fast learner ! :wink:

I can't find the old karma!

Thank you, I understand well but it does not work ...

I send "Open:10x0A"

My code :

#include <SoftwareSerial.h>

SoftwareSerial HC06(3,4);
char myArray[12];
char *temPtr;

void setup()

void loop()
  while (HC06.available() > 0)
    byte m = HC06.readBytesUntil('\n', myArray, 12);
    unsigned int x1 = strtoul(myArray, &temPtr, 10);
    byte x2 = strtoul(temPtr+5, &temPtr, 10);//shows: 1 or (0 to 255)
    Serial.println(x2, DEC);
    memset(myArray, 0x00, 12);  //reset the array

What do you want to see on the Serial Monitor? Your operand is: 10x0A - to what numerical will it be evaluated?
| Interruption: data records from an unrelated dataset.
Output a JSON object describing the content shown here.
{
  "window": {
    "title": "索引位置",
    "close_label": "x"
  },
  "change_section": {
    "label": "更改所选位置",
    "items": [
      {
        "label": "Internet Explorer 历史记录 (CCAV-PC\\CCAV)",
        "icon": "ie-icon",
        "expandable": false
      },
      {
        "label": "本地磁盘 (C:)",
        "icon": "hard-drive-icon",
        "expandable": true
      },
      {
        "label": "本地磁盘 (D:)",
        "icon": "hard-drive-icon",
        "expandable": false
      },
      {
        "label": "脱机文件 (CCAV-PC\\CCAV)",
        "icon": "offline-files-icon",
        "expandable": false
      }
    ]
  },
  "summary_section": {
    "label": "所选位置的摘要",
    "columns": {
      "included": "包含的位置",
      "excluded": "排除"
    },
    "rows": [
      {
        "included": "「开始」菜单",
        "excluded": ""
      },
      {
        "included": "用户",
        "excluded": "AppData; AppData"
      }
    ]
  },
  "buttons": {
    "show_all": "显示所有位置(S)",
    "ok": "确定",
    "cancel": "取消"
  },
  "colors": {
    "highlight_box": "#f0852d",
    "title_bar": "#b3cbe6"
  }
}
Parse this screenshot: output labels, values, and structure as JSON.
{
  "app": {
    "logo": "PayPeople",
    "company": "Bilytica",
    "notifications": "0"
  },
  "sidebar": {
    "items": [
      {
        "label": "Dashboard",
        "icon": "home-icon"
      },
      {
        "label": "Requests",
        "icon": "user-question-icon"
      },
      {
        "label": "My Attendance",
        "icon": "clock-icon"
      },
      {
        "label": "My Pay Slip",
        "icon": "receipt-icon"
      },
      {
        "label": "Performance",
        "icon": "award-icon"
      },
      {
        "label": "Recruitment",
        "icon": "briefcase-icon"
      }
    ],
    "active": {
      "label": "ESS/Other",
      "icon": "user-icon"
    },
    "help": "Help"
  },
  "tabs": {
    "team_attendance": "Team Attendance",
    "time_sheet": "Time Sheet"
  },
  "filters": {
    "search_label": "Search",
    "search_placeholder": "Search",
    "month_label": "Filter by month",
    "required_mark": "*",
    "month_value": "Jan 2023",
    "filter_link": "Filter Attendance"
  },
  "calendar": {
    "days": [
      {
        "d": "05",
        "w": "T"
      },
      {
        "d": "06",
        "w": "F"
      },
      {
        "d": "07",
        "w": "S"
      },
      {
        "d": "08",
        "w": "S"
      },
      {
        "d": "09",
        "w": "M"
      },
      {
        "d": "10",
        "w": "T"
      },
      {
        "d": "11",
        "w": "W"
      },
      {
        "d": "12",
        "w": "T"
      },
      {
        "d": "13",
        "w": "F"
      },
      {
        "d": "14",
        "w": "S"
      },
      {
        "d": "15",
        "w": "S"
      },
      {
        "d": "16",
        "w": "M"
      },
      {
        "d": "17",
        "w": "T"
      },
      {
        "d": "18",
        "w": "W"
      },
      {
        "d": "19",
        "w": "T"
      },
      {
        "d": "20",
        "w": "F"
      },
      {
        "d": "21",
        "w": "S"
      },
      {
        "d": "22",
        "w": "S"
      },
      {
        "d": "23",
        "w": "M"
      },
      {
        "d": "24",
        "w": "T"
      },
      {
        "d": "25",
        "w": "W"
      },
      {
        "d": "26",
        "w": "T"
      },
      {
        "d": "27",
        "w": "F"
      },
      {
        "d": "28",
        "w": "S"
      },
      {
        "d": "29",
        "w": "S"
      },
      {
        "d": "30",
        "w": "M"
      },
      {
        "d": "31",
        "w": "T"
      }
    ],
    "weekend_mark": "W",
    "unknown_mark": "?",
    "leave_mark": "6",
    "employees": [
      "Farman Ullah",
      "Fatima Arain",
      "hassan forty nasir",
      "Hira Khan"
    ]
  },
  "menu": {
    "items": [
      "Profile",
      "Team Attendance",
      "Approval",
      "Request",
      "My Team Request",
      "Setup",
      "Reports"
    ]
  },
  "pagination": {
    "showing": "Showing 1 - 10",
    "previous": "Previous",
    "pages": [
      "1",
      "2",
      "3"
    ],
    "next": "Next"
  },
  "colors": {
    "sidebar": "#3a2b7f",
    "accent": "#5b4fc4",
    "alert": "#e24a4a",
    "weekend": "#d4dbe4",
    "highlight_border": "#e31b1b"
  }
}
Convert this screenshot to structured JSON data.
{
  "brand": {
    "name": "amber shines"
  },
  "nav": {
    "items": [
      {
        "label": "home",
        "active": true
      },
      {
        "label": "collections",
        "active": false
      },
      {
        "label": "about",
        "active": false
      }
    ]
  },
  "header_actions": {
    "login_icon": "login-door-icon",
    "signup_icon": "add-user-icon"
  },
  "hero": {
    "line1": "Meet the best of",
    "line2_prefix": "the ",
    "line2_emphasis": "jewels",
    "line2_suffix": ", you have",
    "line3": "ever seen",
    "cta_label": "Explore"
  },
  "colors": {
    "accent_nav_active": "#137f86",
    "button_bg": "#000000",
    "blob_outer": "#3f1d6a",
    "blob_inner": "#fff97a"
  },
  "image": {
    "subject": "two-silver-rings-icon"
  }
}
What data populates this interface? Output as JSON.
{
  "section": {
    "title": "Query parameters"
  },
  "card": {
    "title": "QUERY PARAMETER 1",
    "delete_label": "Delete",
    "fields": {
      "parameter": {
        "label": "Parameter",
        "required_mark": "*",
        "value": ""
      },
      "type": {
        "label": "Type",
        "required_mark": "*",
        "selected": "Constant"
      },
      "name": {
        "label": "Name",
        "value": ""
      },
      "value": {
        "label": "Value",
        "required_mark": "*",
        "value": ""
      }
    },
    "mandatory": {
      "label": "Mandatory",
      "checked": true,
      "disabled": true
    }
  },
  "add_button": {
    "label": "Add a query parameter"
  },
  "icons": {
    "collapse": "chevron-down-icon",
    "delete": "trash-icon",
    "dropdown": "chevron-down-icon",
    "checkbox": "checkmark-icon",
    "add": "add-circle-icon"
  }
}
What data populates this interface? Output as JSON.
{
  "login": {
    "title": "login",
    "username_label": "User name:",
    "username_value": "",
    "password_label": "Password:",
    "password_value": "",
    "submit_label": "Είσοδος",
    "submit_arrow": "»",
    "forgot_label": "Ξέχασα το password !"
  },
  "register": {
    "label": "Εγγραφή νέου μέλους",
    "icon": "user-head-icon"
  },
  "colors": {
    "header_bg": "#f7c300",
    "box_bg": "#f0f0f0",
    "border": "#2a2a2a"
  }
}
Remember that the PC/Program is a dump entity and it does exactly what you tell it to do unless it is an AI Machine.

I would like to see 1 but I see absolutely nothing ...
You said to put 0x0A at the end of the command right?

try this (typed here, untested)

void parseMessage(const char* message) {
  Serial.print(F("\nParsing -> [")); Serial.print(message); Serial.println(F("]"));
  char *colonPtr = strchr(message, ':'); // find the first ':' in the message
  if (colonPtr) { // if we found one
    char *ptr;
    long result = strtol(colonPtr + 1, &ptr, 10); // try to decode a signed long integer starting 1 character after the ':'
    if (ptr != colonPtr + 1) {  // if we managed to parse something
      Serial.print(F("Value = ")); Serial.println(result);
      if (*ptr != '\0') { // if we are not at the end of the cString after the number
        Serial.print(F("Careful, there was more data after the number -> "));
    } else Serial.println(F("Error Could not find a number after ':'"));
  } else Serial.println(F("Error missing ':'."));

void setup() {
  parseMessage("open: 1");
  parseMessage("open: -245");
  parseMessage("open:               123456");
  parseMessage("open: 42XYZ");
  parseMessage("open 1");
  parseMessage("open: abcd");

void loop() {}

open the Serial monitor at 115200 bauds and look at the results

Parsing -> [open: 1]
Value = 1

Parsing -> [open: -245]
Value = -245

Parsing -> [open:               123456]
Value = 123456

Parsing -> [open: 42XYZ]
Value = 42
Careful, there was more data after the number -> XYZ

Parsing -> [open 1]
Error missing ':'.

Parsing -> [open: abcd]
Error Could not find a number after ':'

so is that useful?

Yes I understand better, so I can keep this function and just get the result?

I suggest you improve it to return an error code and the value if successful

if your numbers can't be negative, the function could return a negative value (-1, -2, -3) indicating the error code otherwise it would return the value it read.

Let us learn how to insert LF (ASCII code is: 0x0A) or sometimes called NL (Newline) at the end of string you are sending from BT Terminal of the Android Phone.
1. Open the BT Terminal in the Android Phone.
2. Pair the BT Module with your phone.
3. Press and hold you finger for a second on the Send ASCII button. As a result, a menu will apeear with \r-CR and \n-LF option. Check the \n-LF option and save.

4. Click on the Enter ASCII Command button. As a result, a blinking cursor will appear. Enter Open: 123 and then click on the Send ASCII button.

5. Check that 123 has appeared on the Serial Monitor of your Arduino.